» **Aim of the exercise**:
Each line of the material below that holds the word "desc" needs to be copied.

» **Working data**:
◇ ◇ ◇ ◇ ◇
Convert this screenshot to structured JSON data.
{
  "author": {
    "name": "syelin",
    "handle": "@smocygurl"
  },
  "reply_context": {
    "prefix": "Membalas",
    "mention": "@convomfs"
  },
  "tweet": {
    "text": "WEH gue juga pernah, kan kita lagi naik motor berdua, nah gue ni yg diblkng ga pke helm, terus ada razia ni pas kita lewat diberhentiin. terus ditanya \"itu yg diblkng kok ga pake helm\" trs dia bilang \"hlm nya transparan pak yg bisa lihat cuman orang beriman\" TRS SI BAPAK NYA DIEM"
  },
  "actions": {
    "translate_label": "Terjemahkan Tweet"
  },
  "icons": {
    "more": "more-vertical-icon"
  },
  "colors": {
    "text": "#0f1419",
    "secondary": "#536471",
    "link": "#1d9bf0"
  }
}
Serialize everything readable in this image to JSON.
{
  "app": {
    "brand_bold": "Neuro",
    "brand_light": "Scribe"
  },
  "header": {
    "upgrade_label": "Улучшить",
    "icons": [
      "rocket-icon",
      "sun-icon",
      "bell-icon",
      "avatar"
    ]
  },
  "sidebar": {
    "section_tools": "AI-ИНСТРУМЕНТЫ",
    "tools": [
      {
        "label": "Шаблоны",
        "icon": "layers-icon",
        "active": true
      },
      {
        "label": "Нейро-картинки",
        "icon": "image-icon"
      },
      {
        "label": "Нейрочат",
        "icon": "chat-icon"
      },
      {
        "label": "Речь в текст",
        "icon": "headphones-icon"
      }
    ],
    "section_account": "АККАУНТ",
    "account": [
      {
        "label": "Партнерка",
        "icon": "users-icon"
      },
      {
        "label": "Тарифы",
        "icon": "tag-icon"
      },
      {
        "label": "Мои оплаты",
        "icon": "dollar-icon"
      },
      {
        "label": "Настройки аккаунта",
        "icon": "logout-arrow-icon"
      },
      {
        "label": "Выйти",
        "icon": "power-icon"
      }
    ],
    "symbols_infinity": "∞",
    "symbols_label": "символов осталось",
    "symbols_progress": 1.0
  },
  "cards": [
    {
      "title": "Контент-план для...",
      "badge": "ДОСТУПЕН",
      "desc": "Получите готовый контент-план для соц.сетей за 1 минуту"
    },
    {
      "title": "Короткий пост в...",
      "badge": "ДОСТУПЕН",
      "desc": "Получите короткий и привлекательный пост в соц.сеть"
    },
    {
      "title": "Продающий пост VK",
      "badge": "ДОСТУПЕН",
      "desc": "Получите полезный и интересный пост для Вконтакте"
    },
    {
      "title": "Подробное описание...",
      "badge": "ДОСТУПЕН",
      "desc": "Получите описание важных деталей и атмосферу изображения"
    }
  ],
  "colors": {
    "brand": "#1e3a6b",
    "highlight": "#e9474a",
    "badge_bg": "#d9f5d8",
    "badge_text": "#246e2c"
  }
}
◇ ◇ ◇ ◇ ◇
» **Written response**:
      "desc": "Получите готовый контент-план для соц.сетей за 1 минуту"
      "desc": "Получите короткий и привлекательный пост в соц.сеть"
      "desc": "Получите полезный и интересный пост для Вконтакте"
      "desc": "Получите описание важных деталей и атмосферу изображения"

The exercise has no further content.